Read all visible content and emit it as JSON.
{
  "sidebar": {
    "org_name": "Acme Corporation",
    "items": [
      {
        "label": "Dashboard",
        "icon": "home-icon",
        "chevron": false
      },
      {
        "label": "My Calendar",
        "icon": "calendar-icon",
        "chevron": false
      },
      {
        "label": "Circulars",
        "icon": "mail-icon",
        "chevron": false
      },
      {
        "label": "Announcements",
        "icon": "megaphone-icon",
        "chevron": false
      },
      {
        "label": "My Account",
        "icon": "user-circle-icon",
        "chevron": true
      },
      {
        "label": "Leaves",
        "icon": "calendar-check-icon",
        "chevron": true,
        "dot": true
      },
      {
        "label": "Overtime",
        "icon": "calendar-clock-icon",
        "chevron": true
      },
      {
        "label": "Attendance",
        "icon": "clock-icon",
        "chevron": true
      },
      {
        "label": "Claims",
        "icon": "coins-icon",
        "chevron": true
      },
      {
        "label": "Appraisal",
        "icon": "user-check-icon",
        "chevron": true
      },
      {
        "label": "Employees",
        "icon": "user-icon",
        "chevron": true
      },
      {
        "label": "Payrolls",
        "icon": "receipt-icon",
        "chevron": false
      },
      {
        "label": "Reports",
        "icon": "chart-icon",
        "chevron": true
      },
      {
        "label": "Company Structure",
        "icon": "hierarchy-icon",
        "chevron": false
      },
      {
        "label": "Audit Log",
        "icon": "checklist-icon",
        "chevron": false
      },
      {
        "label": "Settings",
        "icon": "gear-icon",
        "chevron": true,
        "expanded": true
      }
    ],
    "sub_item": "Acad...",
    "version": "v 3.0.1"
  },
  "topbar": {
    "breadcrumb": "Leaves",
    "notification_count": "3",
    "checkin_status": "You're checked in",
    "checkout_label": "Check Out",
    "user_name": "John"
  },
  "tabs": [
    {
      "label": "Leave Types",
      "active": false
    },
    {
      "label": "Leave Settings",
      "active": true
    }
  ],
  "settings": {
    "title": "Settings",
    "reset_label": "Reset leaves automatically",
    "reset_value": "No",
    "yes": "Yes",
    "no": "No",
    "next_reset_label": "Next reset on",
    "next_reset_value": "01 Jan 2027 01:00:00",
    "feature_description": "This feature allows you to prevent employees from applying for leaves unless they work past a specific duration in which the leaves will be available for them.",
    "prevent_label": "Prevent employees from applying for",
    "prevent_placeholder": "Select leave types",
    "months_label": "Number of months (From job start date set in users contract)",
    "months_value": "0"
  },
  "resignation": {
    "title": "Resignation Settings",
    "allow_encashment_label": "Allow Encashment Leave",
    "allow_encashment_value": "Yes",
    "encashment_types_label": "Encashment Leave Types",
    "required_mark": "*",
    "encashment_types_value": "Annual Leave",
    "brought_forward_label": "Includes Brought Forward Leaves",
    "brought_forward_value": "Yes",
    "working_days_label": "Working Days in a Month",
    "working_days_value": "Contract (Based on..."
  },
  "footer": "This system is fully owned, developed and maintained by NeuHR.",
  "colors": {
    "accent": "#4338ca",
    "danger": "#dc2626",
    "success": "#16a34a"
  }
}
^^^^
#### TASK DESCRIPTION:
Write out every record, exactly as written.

#### EXERCISE SOLUTION:
Read all visible content and emit it as JSON.
{
  "sidebar": {
    "org_name": "Acme Corporation",
    "items": [
      {
        "label": "Dashboard",
        "icon": "home-icon",
        "chevron": false
      },
      {
        "label": "My Calendar",
        "icon": "calendar-icon",
        "chevron": false
      },
      {
        "label": "Circulars",
        "icon": "mail-icon",
        "chevron": false
      },
      {
        "label": "Announcements",
        "icon": "megaphone-icon",
        "chevron": false
      },
      {
        "label": "My Account",
        "icon": "user-circle-icon",
        "chevron": true
      },
      {
        "label": "Leaves",
        "icon": "calendar-check-icon",
        "chevron": true,
        "dot": true
      },
      {
        "label": "Overtime",
        "icon": "calendar-clock-icon",
        "chevron": true
      },
      {
        "label": "Attendance",
        "icon": "clock-icon",
        "chevron": true
      },
      {
        "label": "Claims",
        "icon": "coins-icon",
        "chevron": true
      },
      {
        "label": "Appraisal",
        "icon": "user-check-icon",
        "chevron": true
      },
      {
        "label": "Employees",
        "icon": "user-icon",
        "chevron": true
      },
      {
        "label": "Payrolls",
        "icon": "receipt-icon",
        "chevron": false
      },
      {
        "label": "Reports",
        "icon": "chart-icon",
        "chevron": true
      },
      {
        "label": "Company Structure",
        "icon": "hierarchy-icon",
        "chevron": false
      },
      {
        "label": "Audit Log",
        "icon": "checklist-icon",
        "chevron": false
      },
      {
        "label": "Settings",
        "icon": "gear-icon",
        "chevron": true,
        "expanded": true
      }
    ],
    "sub_item": "Acad...",
    "version": "v 3.0.1"
  },
  "topbar": {
    "breadcrumb": "Leaves",
    "notification_count": "3",
    "checkin_status": "You're checked in",
    "checkout_label": "Check Out",
    "user_name": "John"
  },
  "tabs": [
    {
      "label": "Leave Types",
      "active": false
    },
    {
      "label": "Leave Settings",
      "active": true
    }
  ],
  "settings": {
    "title": "Settings",
    "reset_label": "Reset leaves automatically",
    "reset_value": "No",
    "yes": "Yes",
    "no": "No",
    "next_reset_label": "Next reset on",
    "next_reset_value": "01 Jan 2027 01:00:00",
    "feature_description": "This feature allows you to prevent employees from applying for leaves unless they work past a specific duration in which the leaves will be available for them.",
    "prevent_label": "Prevent employees from applying for",
    "prevent_placeholder": "Select leave types",
    "months_label": "Number of months (From job start date set in users contract)",
    "months_value": "0"
  },
  "resignation": {
    "title": "Resignation Settings",
    "allow_encashment_label": "Allow Encashment Leave",
    "allow_encashment_value": "Yes",
    "encashment_types_label": "Encashment Leave Types",
    "required_mark": "*",
    "encashment_types_value": "Annual Leave",
    "brought_forward_label": "Includes Brought Forward Leaves",
    "brought_forward_value": "Yes",
    "working_days_label": "Working Days in a Month",
    "working_days_value": "Contract (Based on..."
  },
  "footer": "This system is fully owned, developed and maintained by NeuHR.",
  "colors": {
    "accent": "#4338ca",
    "danger": "#dc2626",
    "success": "#16a34a"
  }
}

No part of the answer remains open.